The big loser in all of this will be affordable housing, predicted Christine Minnehan, a lobbyist with the Western Center on Law and Poverty, because the only money many agencies have available to make SRAF payment is in low-mod housing funds. "A take of this level is going to decimate the housing piece of redevelopment," she said, noting that redevelopment tax increment provides the sole permanent source of funding for affordable housing development in California.

The Industry proposal would have permitted agencies to extend their redevelopment project area sunset dates by up to 40 years without renewed blight findings. In exchange, the state would receive 10% of agency tax increment. The argument in favor of the plan was that the extensions would be voluntary, and if enough agencies signed up, there would be no forced SRAF transfers and there might be no need to borrow the $1.9 billion from local governments. The plan did pass the Senate but never came up for a vote in the Assembly for reasons that remain unclear.

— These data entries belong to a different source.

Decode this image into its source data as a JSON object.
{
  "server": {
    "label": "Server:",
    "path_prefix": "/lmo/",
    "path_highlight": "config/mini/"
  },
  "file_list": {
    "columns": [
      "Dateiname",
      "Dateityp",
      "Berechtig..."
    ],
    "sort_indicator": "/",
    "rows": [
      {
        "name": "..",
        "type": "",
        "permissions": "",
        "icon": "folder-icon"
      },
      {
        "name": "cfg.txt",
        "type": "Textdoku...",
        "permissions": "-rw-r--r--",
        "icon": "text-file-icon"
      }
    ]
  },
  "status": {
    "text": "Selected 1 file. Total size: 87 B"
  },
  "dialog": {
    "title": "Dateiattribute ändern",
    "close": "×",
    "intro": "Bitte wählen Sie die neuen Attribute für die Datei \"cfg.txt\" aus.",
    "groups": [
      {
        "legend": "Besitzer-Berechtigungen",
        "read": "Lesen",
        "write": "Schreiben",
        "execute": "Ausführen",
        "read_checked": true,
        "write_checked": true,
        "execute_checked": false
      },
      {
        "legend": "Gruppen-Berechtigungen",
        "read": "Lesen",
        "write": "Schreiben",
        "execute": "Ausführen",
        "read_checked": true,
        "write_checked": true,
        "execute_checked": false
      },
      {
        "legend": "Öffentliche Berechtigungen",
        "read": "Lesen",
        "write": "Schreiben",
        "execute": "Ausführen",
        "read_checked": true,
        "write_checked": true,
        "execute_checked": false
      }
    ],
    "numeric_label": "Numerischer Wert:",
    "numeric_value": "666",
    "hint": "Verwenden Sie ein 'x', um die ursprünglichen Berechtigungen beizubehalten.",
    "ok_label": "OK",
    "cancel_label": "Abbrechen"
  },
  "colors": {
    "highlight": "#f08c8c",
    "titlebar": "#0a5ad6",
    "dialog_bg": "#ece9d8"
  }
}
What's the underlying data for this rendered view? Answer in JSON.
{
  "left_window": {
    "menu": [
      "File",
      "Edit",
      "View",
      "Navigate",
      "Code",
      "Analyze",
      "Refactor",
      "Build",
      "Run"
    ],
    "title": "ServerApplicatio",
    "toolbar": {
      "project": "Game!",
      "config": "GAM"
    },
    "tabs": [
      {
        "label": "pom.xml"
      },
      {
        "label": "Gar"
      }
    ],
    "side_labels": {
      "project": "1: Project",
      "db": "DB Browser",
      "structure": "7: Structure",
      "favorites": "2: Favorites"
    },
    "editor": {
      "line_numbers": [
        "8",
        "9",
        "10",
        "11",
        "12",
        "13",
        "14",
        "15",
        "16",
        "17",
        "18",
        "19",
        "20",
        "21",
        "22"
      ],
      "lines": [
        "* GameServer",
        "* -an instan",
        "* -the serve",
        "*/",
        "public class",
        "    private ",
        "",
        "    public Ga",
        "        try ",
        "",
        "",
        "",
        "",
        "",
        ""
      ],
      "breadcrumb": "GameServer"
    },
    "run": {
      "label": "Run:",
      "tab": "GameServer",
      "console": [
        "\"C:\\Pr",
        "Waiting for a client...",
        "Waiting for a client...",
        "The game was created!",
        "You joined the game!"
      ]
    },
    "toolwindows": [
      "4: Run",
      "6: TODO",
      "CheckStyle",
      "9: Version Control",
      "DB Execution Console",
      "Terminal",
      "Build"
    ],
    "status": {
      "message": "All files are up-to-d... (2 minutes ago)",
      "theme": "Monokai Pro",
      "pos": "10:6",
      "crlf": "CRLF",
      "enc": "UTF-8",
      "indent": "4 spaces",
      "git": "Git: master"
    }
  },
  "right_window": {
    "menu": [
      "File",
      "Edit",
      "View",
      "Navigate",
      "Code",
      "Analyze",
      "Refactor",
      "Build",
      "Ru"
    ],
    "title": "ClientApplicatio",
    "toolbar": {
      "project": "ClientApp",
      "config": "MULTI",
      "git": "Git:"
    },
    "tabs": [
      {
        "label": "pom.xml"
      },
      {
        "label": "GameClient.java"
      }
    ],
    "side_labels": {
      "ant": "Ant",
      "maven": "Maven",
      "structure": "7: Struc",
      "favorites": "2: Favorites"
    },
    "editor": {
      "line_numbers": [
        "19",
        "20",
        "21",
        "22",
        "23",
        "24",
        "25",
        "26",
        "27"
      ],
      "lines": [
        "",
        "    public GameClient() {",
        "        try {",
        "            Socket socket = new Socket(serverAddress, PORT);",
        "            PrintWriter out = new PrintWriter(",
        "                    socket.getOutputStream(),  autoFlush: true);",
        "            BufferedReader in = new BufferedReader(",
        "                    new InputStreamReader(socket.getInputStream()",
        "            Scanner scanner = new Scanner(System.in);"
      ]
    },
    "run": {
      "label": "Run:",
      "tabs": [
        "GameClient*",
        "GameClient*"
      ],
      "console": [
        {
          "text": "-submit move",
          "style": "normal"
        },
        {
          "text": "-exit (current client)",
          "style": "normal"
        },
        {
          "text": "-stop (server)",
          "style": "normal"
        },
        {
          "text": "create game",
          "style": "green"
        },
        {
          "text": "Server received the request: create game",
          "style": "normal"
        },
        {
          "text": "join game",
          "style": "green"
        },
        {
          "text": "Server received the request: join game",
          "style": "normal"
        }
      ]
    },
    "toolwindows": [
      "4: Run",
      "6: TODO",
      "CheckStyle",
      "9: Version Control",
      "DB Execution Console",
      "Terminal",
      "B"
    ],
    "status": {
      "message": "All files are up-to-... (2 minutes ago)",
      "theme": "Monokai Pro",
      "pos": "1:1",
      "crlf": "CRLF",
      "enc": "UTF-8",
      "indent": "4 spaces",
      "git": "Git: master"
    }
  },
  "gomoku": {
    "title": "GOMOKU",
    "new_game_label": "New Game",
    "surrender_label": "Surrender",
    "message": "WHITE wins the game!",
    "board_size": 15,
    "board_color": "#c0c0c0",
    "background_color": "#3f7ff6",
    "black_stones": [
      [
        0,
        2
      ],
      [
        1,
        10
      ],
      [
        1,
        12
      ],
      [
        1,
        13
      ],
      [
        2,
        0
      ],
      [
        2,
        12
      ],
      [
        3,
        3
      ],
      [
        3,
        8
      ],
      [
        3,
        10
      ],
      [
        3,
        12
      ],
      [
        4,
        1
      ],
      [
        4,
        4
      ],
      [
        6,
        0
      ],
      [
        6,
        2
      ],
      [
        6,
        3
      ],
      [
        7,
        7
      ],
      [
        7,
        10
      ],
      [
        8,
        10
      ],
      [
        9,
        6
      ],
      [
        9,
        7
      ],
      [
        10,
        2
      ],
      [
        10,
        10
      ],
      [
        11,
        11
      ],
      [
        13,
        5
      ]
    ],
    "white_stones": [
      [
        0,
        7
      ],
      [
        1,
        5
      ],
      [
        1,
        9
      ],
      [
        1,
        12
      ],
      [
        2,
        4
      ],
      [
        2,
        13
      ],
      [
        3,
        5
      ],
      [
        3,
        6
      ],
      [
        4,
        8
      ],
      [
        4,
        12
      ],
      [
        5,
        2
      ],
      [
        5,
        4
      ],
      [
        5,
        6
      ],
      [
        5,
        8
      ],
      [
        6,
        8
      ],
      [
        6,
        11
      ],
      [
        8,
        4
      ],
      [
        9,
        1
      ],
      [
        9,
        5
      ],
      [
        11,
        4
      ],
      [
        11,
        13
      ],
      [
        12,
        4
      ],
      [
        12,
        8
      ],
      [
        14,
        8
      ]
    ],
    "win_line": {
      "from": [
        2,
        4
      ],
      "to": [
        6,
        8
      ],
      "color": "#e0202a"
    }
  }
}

The CRA strongly opposed the Industry measure, which surfaced as ABx4 27 during the wee hours of the July 23-24 budget marathon. "It takes redevelopment money and spends it on non-redevelopment purposes," Shirey protested. That is unconstitutional and it would invite more state and public opposition to legitimate redevelopment activity in the future, he insisted.

Minnehan agreed the Industry proposal would "completely undercut" the point of redevelopment, and San Jose's Weis said the proposal would have been worse than what the state did pass.

"Do I think it's dead? No I don't," Shirey said of the Industry proposal. "They have a whole army of high-powered lobbyists, including four former legislators."

The immediate focus of many redevelopment agencies now appears to be CRA's coming lawsuit over the tax increment shift. Shirey said labor unions have also offered to lend assistance, because they fear the loss of tens of thousands of construction jobs as redevelopment projects are halted.

The Williamson Act subventions lie on the other end of the urban development spectrum. The Department of Finance has targeted the subventions for years. Under the Williamson Act, agricultural property owners receive a tax break by agreeing not to develop their property for 10 years. The program costs counties $35 million to $40 million annually, an amount the state backfills. The budget contained money for 80% of subventions, or about $28 million. But the governor "blue penciled" the amount down to $1,000, saying the money is needed for a prudent general fund reserve.

Contacts:
John Shirey, California Redevelopment Association, (916) 448-8760.
Christine Minnehan, Western Center on Law and Poverty, (916) 442-0753.
John Weis, San Jose Redevelopment Agency, (408) 535-8500.
California Redevelopment Association website.
Department of Finance state budget summary.
Legislative Analyst's Office, 2009 Budget Package.